One day you will end up with testing environments and there will be the requirement of setting up the production SharePoint Platform where Security comes in to the scene. Most of the medium and enterprise level organizations having multiple zones and firewalls in-between them which are the general security and industry practices.
So, we as SharePoint People should know some set of Security practices that used often in the industry which are allows to secure our In-House SharePoint Environments. Among those, placing Web Frontend Servers on DMZ is a quite common practice where all the User hits arrives to Frontend Server/s.
Not a Big deal. There no much of changes in 2013 from SharePoint 2007 or 2010 in Network communications and Protocols perspective it’s still a Web Based .Net Application which depends on SQL Backend Databases and Active Directory/DNS.
This post to elaborate the requirements of Ports between Zones and Servers for SharePoint 2013. this will be applicable for any Multi-Server SharePoint Environment where Firewalls are placed in-between zones.
Normally between DMZ and PRODUCTION there will be a Core Firewall and that’s a known standard practice. This is where you need to allow Inter-Server Communication across SharePoint Servers which are located in different zones or networks. Take below sample scenario.

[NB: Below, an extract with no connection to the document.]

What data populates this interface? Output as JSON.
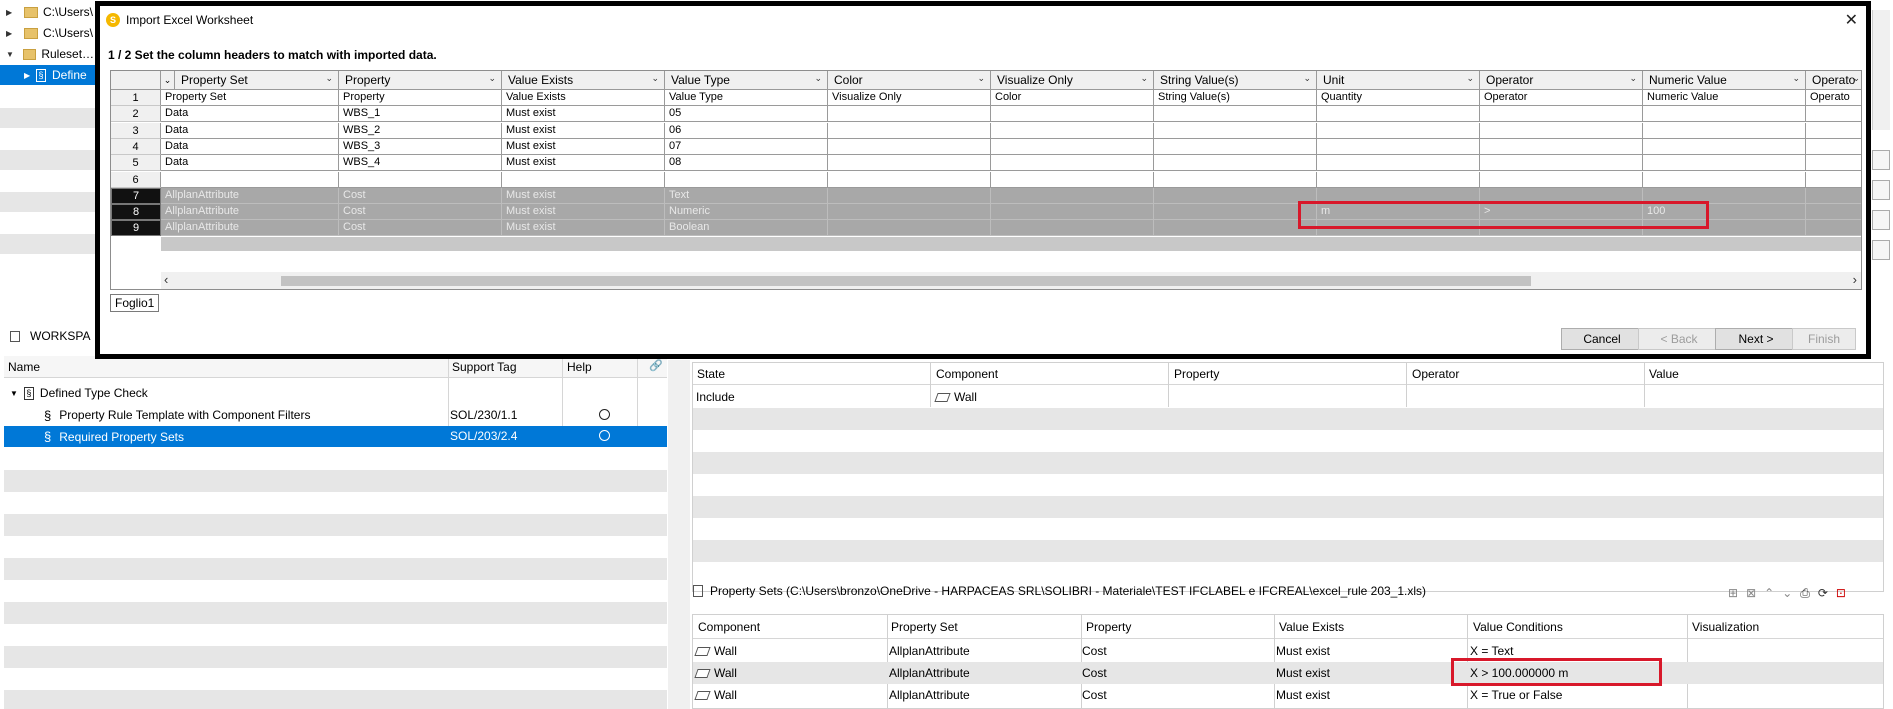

We got a starter level Three Tier multi Server Farm here. There’s a firewall in-between WFE – APP and AD where we have to open up set of Ports for Inter Server Communications. Let’s assume this is an Intra farm. Intra farm are require quite more ports for various purposes.
In this scenario we need to open several ports in order to allow one tier to talk to other across the Firewall where all the unnecessary ports are blocked unless there is a requirement to open.
Table below has almost everything covered which I use often for most of my scenarios. Make sure that you are opening each Port across each firewall stands between your servers. There may be multiple firewalls sitting here and there for various security aspects so you have to thoroughly analyze the environment first of all else at the last moment a disaster when you start to join Servers and setting up the farm.
Telnet is always a great way of testing communication through Ports across Server. Just use it to try out once you opened the ports.
Also here are some of the key places to read more about understanding SharePoint Server Communications and security hardening. I would highly recommend to refer TechNet at this point where you get everything under one roof.
Planning Security Hardening for SharePoint – http://technet.microsoft.com/en-us/library/cc262849%28v=office.15%29.aspx#UserProfile
SharePoint Guys has done a great article too. This is a very nice overview – http://blogs.msdn.com/b/uksharepoint/archive/2009/01/05/sharepoint-ports-proxies-and-protocols-an-overview-of-farm-communications.aspx